_Exercise objective_. Write out, exactly and in full, the records given below, but not their pictures.

_Records_.
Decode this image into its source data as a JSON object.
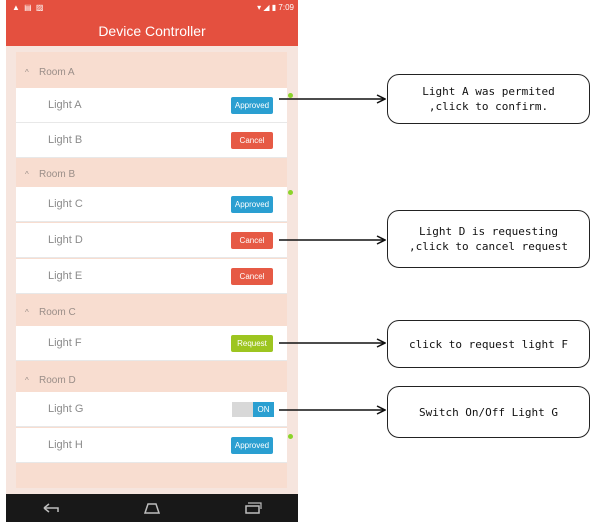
{
  "status_bar": {
    "left_icons": "▲ ▤ ▨",
    "time": "7:09"
  },
  "app": {
    "title": "Device Controller"
  },
  "rooms": [
    {
      "name": "Room A",
      "devices": [
        {
          "name": "Light A",
          "control": "Approved"
        },
        {
          "name": "Light B",
          "control": "Cancel"
        }
      ]
    },
    {
      "name": "Room B",
      "devices": [
        {
          "name": "Light C",
          "control": "Approved"
        },
        {
          "name": "Light D",
          "control": "Cancel"
        },
        {
          "name": "Light E",
          "control": "Cancel"
        }
      ]
    },
    {
      "name": "Room C",
      "devices": [
        {
          "name": "Light F",
          "control": "Request"
        }
      ]
    },
    {
      "name": "Room D",
      "devices": [
        {
          "name": "Light G",
          "control": "ON"
        },
        {
          "name": "Light H",
          "control": "Approved"
        }
      ]
    }
  ],
  "annotations": {
    "a": [
      "Light  A  was  permited",
      ",click  to  confirm."
    ],
    "d": [
      "Light  D  is  requesting",
      ",click  to  cancel  request"
    ],
    "f": "click  to  request  light  F",
    "g": "Switch  On/Off  Light  G"
  },
  "colors": {
    "app_bar": "#e4503f",
    "approved": "#2a9fd1",
    "cancel": "#e65a45",
    "request": "#9dc520",
    "indicator": "#8bd42a"
  },
  "icons": {
    "nav": [
      "back-icon",
      "home-icon",
      "recents-icon"
    ],
    "status": [
      "wifi-icon",
      "signal-icon",
      "battery-icon"
    ]
  }
}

_Exercise solution_.
Decode this image into its source data as a JSON object.
{
  "status_bar": {
    "left_icons": "▲ ▤ ▨",
    "time": "7:09"
  },
  "app": {
    "title": "Device Controller"
  },
  "rooms": [
    {
      "name": "Room A",
      "devices": [
        {
          "name": "Light A",
          "control": "Approved"
        },
        {
          "name": "Light B",
          "control": "Cancel"
        }
      ]
    },
    {
      "name": "Room B",
      "devices": [
        {
          "name": "Light C",
          "control": "Approved"
        },
        {
          "name": "Light D",
          "control": "Cancel"
        },
        {
          "name": "Light E",
          "control": "Cancel"
        }
      ]
    },
    {
      "name": "Room C",
      "devices": [
        {
          "name": "Light F",
          "control": "Request"
        }
      ]
    },
    {
      "name": "Room D",
      "devices": [
        {
          "name": "Light G",
          "control": "ON"
        },
        {
          "name": "Light H",
          "control": "Approved"
        }
      ]
    }
  ],
  "annotations": {
    "a": [
      "Light  A  was  permited",
      ",click  to  confirm."
    ],
    "d": [
      "Light  D  is  requesting",
      ",click  to  cancel  request"
    ],
    "f": "click  to  request  light  F",
    "g": "Switch  On/Off  Light  G"
  },
  "colors": {
    "app_bar": "#e4503f",
    "approved": "#2a9fd1",
    "cancel": "#e65a45",
    "request": "#9dc520",
    "indicator": "#8bd42a"
  },
  "icons": {
    "nav": [
      "back-icon",
      "home-icon",
      "recents-icon"
    ],
    "status": [
      "wifi-icon",
      "signal-icon",
      "battery-icon"
    ]
  }
}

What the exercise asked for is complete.